We can feel that yoga reduces stress, but here's some of the science behind it. The sympathetic nervous system (SNS) is the reaction we have to perceived threat - say you spot a poisonous snake on your trail. Your heart rate increases, you sweat, your digestion slows - your production of adrenaline and cortisol increase.
Then you look again and - oh! It's not a snake at all. That's when the parasympathetic nervous system (PNS) takes over and helps reverse what the SNS did. Only in our high stress culture, our SNS is on overdrive and our PNS cannot compensate for all that activity.
Here's where yoga comes in. Slow postures, breathing, meditation & chanting help support the PNS to restore calm. Sun salutations and rigorous poses actually increase the SNS, but studies have shown that practicing rigorous poses followed by quieting ones actually leads to deeper relaxation than quiet poses alone.
Read more on Yoga Journal.com
Last week was an auspicious week for Anusara Yoga -its 10 year anniversary! This style, founded by John Friend,has a very passionate following. John describes Anusara as "a powerful hatha yoga system that unifies a Tantric philosophy of intrinsic Goodness with Universal Principles of Alignment(TM)."
About 3 years ago, I was having a lot of difficulty in my personal practice. I had a lot of injuries and life was so busy that yoga began to take a back burner. I started my Master's program at JFK and struggled to keep up my practice. Then I met my teacher Kenny Graham. Two things stood out in Kenny's classes - first his depth of knowledge and experience with alignment, which helped me and many of my students immediately. Second was his openness and kindness to everyone.

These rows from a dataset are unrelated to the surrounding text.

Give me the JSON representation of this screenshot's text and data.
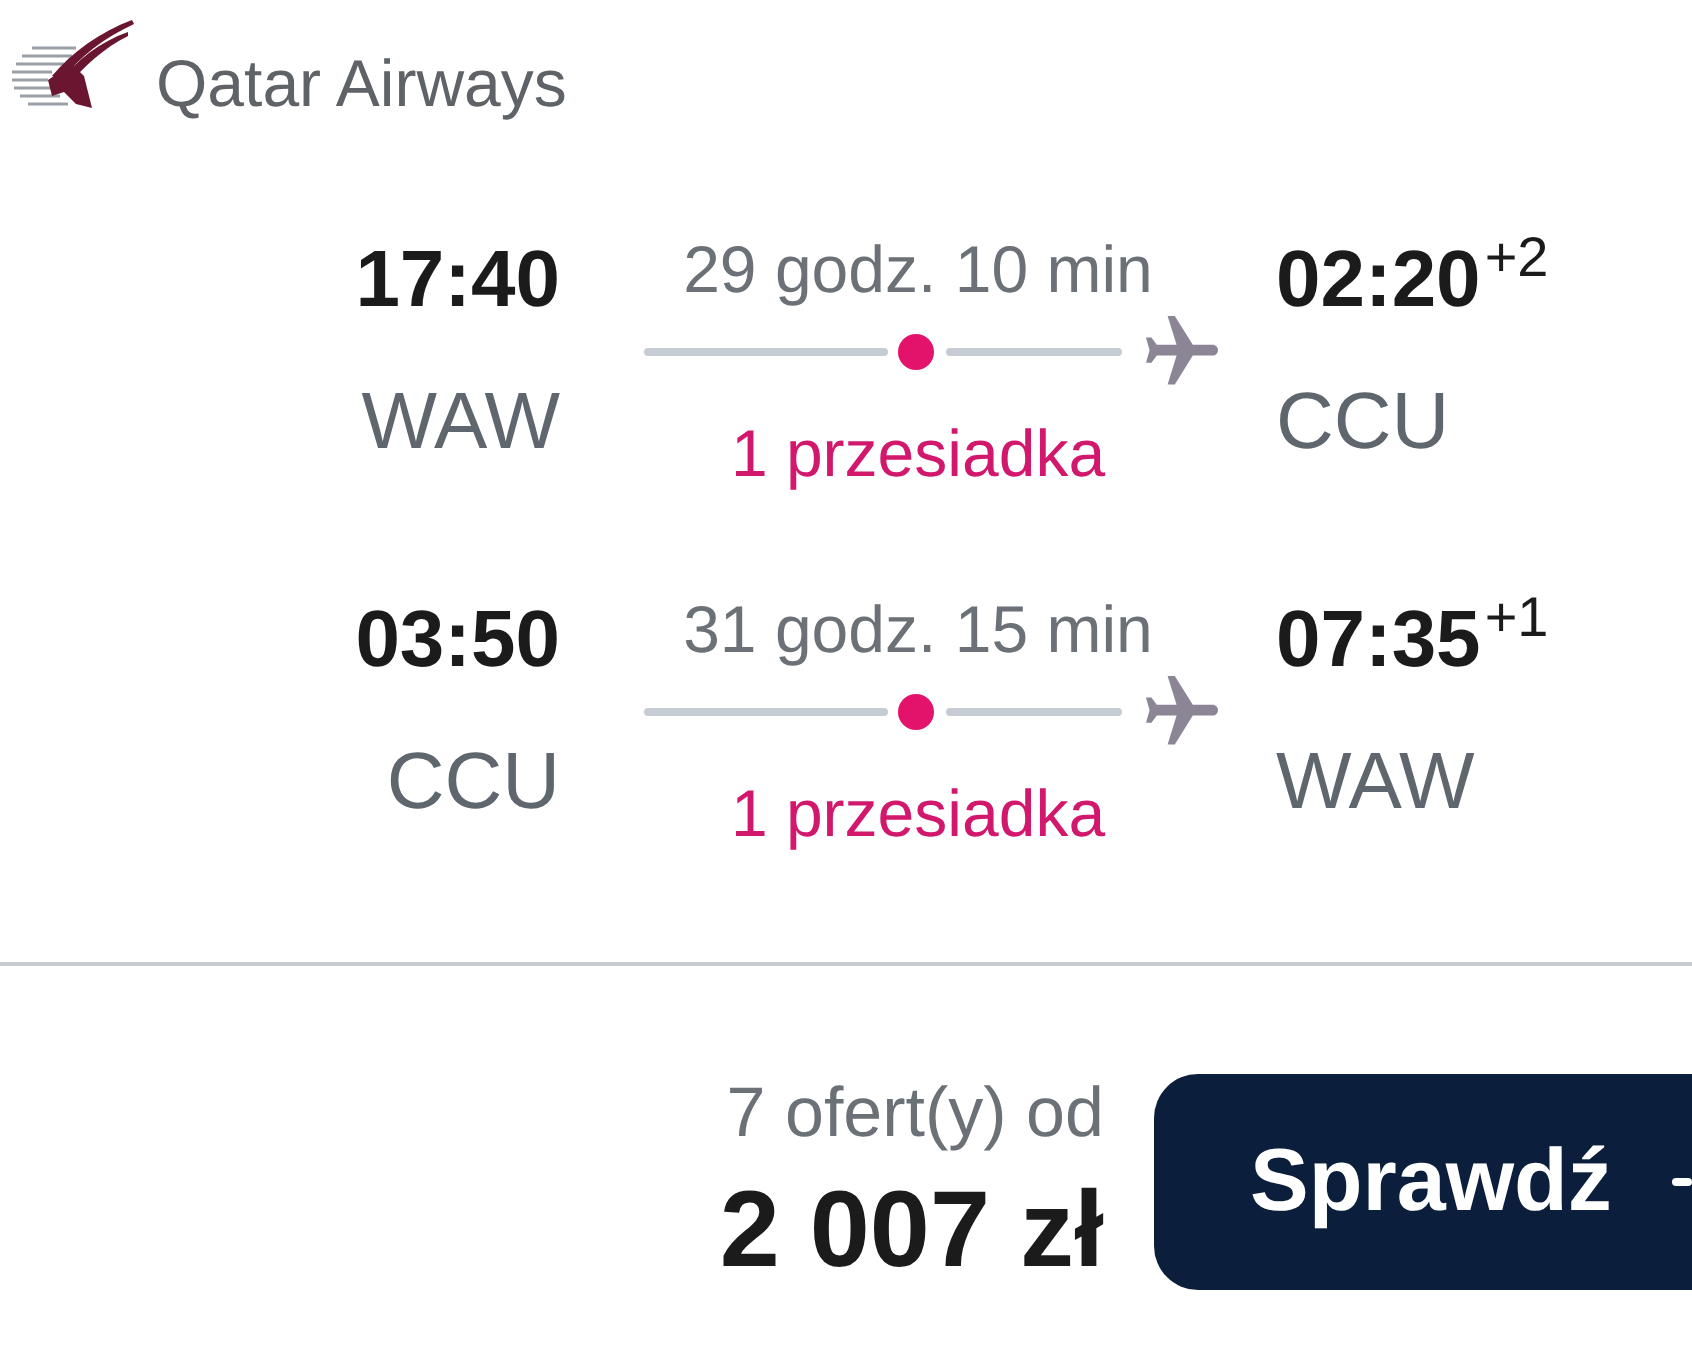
{
  "header": {
    "airline": "Qatar Airways"
  },
  "legs": [
    {
      "departure_time": "17:40",
      "departure_airport": "WAW",
      "duration": "29 godz. 10 min",
      "stops": "1 przesiadka",
      "arrival_time": "02:20",
      "arrival_day_offset": "+2",
      "arrival_airport": "CCU"
    },
    {
      "departure_time": "03:50",
      "departure_airport": "CCU",
      "duration": "31 godz. 15 min",
      "stops": "1 przesiadka",
      "arrival_time": "07:35",
      "arrival_day_offset": "+1",
      "arrival_airport": "WAW"
    }
  ],
  "offer": {
    "offers_label": "7 ofert(y) od",
    "price": "2 007 zł",
    "button": {
      "label": "Sprawdź"
    }
  }
}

Those two qualities are what Anusara is all about. We look for the good in things. We align with our true divine nature. We celebrate the gift of life that we have been given and share in a community that uplifts us all.
Not that we don't acknowledge that life is hard sometimes, or pretend it's happy when it's not. We honor the fact that in our human experience, we taste a variety of flavors (rasas) - some bitter, some sweet.
We recognize that, thank goodness, all things pass, evolve, or shift. Through our practice and supporting each other we get through the hard times.
May we all feel supported in our communities, families May we learn to see our own inner strength and capacity to meet our own needs.
May we find connection, love and hope, as we open our hearts to an even more brilliant expression of who we are.
Licensed California Marriage & Family Therapist #49771
*Please see "About Brandy" for more info on trauma friendly yoga
**It generally works best if I am either your yoga teacher or your therapist/Somatic Experiencing Practitioner, not both.
Copyright Brandy Vanderheiden 2007. All rights reserved.